Moody’s Investors Service assigns a negative outlook to Illinois’ A2 general obligation rating as does Standard & Poor’s, which rates the state A.
Illinois will take competitive bids on $500 million of GOs on Jan. 30 in its first GO sale since last fall.
Public Resources Advisory Group is advising the state and Mayer Brown LLP and Burke Burns & Pinelli Ltd. are bond counsel on the 25-year bonds, according to state director of capital markets John Sinsheimer.
The rating agencies have not yet issued reports on the new sale, but state finance officials recently discussed the deal with analysts, Sinsheimer said. They also discussed the state’s new three-year budget projections.
Illinois won’t be conducting any special investor outreach or roadshow since it’s a competitive sale. “I think the banks understand the state’s strong general obligation pledge. The municipal calendar has been fairly light and so we would expect that the banks are seeking inventory for their desks and would hope that translates into attractive bids,” Sinsheimer said.
The state last sold GOs in a small $50 million competitive issue last September. While secondary trading prices provide an indication of the market’s perception of state paper, the new sale will provide a fresh data point for the state along with investors. “We will be looking closely at the results to gage where spreads come in to give us an idea of where we stand with the market,” Sinsheimer said.
In an April refunding, the state paid a yield 65 basis points over the triple-A MMD on its shortest maturity, while the final maturity in 2025 came in at 171 basis points over MMD.
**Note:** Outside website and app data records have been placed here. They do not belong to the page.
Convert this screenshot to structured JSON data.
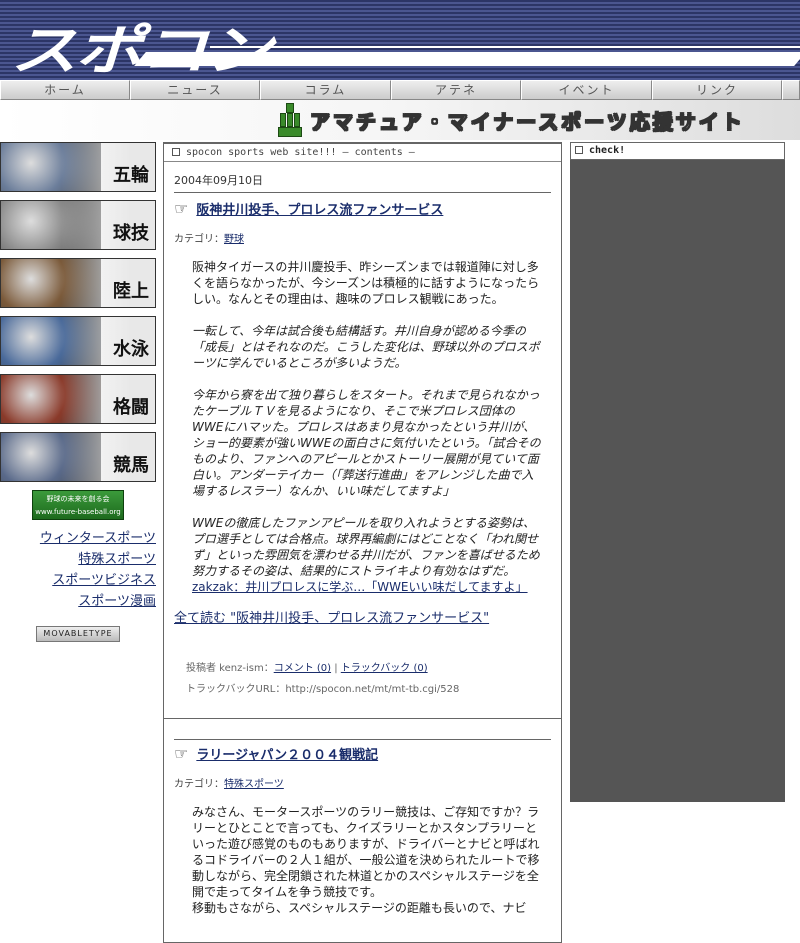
{
  "header": {
    "logo": "スポコン"
  },
  "nav": {
    "items": [
      "ホーム",
      "ニュース",
      "コラム",
      "アテネ",
      "イベント",
      "リンク"
    ]
  },
  "tagline": "アマチュア・マイナースポーツ応援サイト",
  "sidebar": {
    "sports": [
      {
        "label": "五輪",
        "color": "#6b7d9a"
      },
      {
        "label": "球技",
        "color": "#8a8a8a"
      },
      {
        "label": "陸上",
        "color": "#7b5a3a"
      },
      {
        "label": "水泳",
        "color": "#4a6a9a"
      },
      {
        "label": "格闘",
        "color": "#8a3a2a"
      },
      {
        "label": "競馬",
        "color": "#5a6a8a"
      }
    ],
    "banner": {
      "line1": "野球の未来を創る会",
      "line2": "www.future-baseball.org"
    },
    "links": [
      "ウィンタースポーツ",
      "特殊スポーツ",
      "スポーツビジネス",
      "スポーツ漫画"
    ],
    "mt_badge": "MOVABLETYPE"
  },
  "main": {
    "header": "spocon sports web site!!! — contents —",
    "entries": [
      {
        "date": "2004年09月10日",
        "title": "阪神井川投手、プロレス流ファンサービス",
        "category_label": "カテゴリ：",
        "category": "野球",
        "p1": "阪神タイガースの井川慶投手、昨シーズンまでは報道陣に対し多くを語らなかったが、今シーズンは積極的に話すようになったらしい。なんとその理由は、趣味のプロレス観戦にあった。",
        "p2": "一転して、今年は試合後も結構話す。井川自身が認める今季の「成長」とはそれなのだ。こうした変化は、野球以外のプロスポーツに学んでいるところが多いようだ。",
        "p3": "今年から寮を出て独り暮らしをスタート。それまで見られなかったケーブルＴＶを見るようになり、そこで米プロレス団体のWWEにハマッた。プロレスはあまり見なかったという井川が、ショー的要素が強いWWEの面白さに気付いたという。「試合そのものより、ファンへのアピールとかストーリー展開が見ていて面白い。アンダーテイカー（「葬送行進曲」をアレンジした曲で入場するレスラー）なんか、いい味だしてますよ」",
        "p4": "WWEの徹底したファンアピールを取り入れようとする姿勢は、プロ選手としては合格点。球界再編劇にはどことなく「われ関せず」といった雰囲気を漂わせる井川だが、ファンを喜ばせるため努力するその姿は、結果的にストライキより有効なはずだ。",
        "source": "zakzak：井川プロレスに学ぶ…「WWEいい味だしてますよ」",
        "readmore": "全て読む \"阪神井川投手、プロレス流ファンサービス\"",
        "author_label": "投稿者 kenz-ism：",
        "comments": "コメント (0)",
        "pipe": " | ",
        "trackbacks": "トラックバック (0)",
        "tb_url": "トラックバックURL：http://spocon.net/mt/mt-tb.cgi/528"
      },
      {
        "title": "ラリージャパン２００４観戦記",
        "category_label": "カテゴリ：",
        "category": "特殊スポーツ",
        "p1": "みなさん、モータースポーツのラリー競技は、ご存知ですか？ラリーとひとことで言っても、クイズラリーとかスタンプラリーといった遊び感覚のものもありますが、ドライバーとナビと呼ばれるコドライバーの２人１組が、一般公道を決められたルートで移動しながら、完全閉鎖された林道とかのスペシャルステージを全開で走ってタイムを争う競技です。",
        "p2": "移動もさながら、スペシャルステージの距離も長いので、ナビ"
      }
    ]
  },
  "check": {
    "header": "check!"
  }
}
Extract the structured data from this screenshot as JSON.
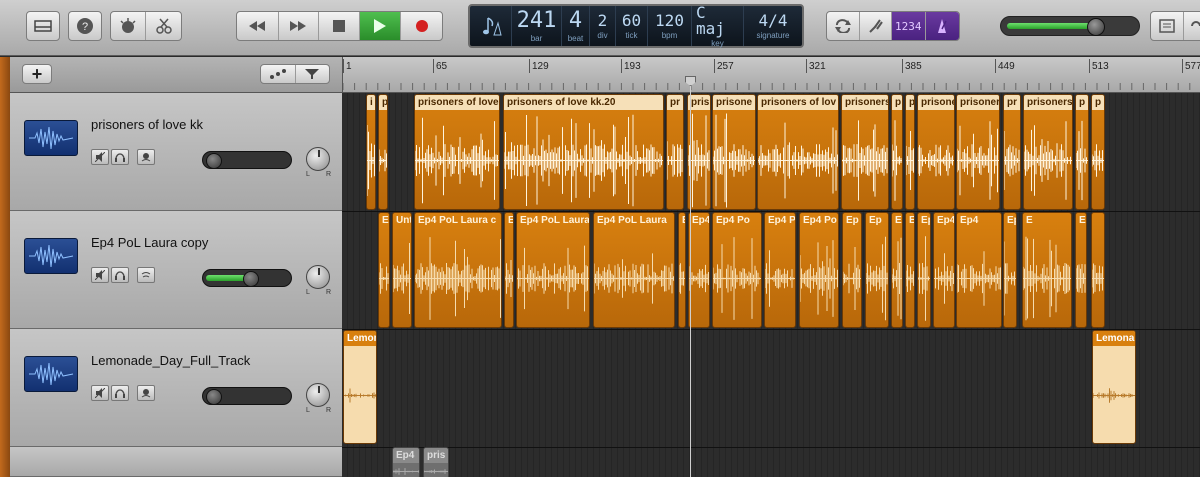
{
  "toolbar": {
    "lcd": {
      "bar": "241",
      "bar_label": "bar",
      "beat": "4",
      "beat_label": "beat",
      "div": "2",
      "div_label": "div",
      "tick": "60",
      "tick_label": "tick",
      "bpm": "120",
      "bpm_label": "bpm",
      "key": "C maj",
      "key_label": "key",
      "signature": "4/4",
      "signature_label": "signature"
    },
    "count_in": "1234",
    "master_volume": 0.72
  },
  "track_header": {
    "add_label": "+"
  },
  "ruler": {
    "ticks": [
      "1",
      "65",
      "129",
      "193",
      "257",
      "321",
      "385",
      "449",
      "513",
      "577"
    ]
  },
  "tracks": [
    {
      "name": "prisoners of love kk",
      "volume": 0.0,
      "pan_left": "L",
      "pan_right": "R"
    },
    {
      "name": "Ep4 PoL Laura copy",
      "volume": 0.55,
      "pan_left": "L",
      "pan_right": "R"
    },
    {
      "name": "Lemonade_Day_Full_Track",
      "volume": 0.0,
      "pan_left": "L",
      "pan_right": "R"
    }
  ],
  "regions": {
    "track1": [
      "i",
      "p",
      "prisoners of love",
      "prisoners of love kk.20",
      "pr",
      "pris",
      "prisone",
      "prisoners of lov",
      "prisoners",
      "p",
      "p",
      "prisone",
      "prisoner",
      "pr",
      "prisoners",
      "p",
      "p"
    ],
    "track2": [
      "E",
      "Unt",
      "Ep4 PoL Laura c",
      "E",
      "Ep4 PoL Laura",
      "Ep4 PoL Laura",
      "E",
      "Ep4",
      "Ep4 Po",
      "Ep4 P",
      "Ep4 Po",
      "Ep",
      "Ep",
      "E",
      "E",
      "Ep4",
      "Ep4 Po",
      "Ep4",
      "Ep4 Po",
      "E",
      "E"
    ],
    "track3": [
      "Lemona",
      "Lemona"
    ],
    "track4": [
      "Ep4",
      "pris"
    ]
  }
}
The threat of further credit downgrades did “not shake our advice to add to state of Illinois positions for incremental income and safety,” Municipal Market Advisors said in its weekly outlook report issued last week. “State law well protects payments to bondholders, meaning the risk of payment default likely has not meaningfully changed despite the pension system’s troubles.”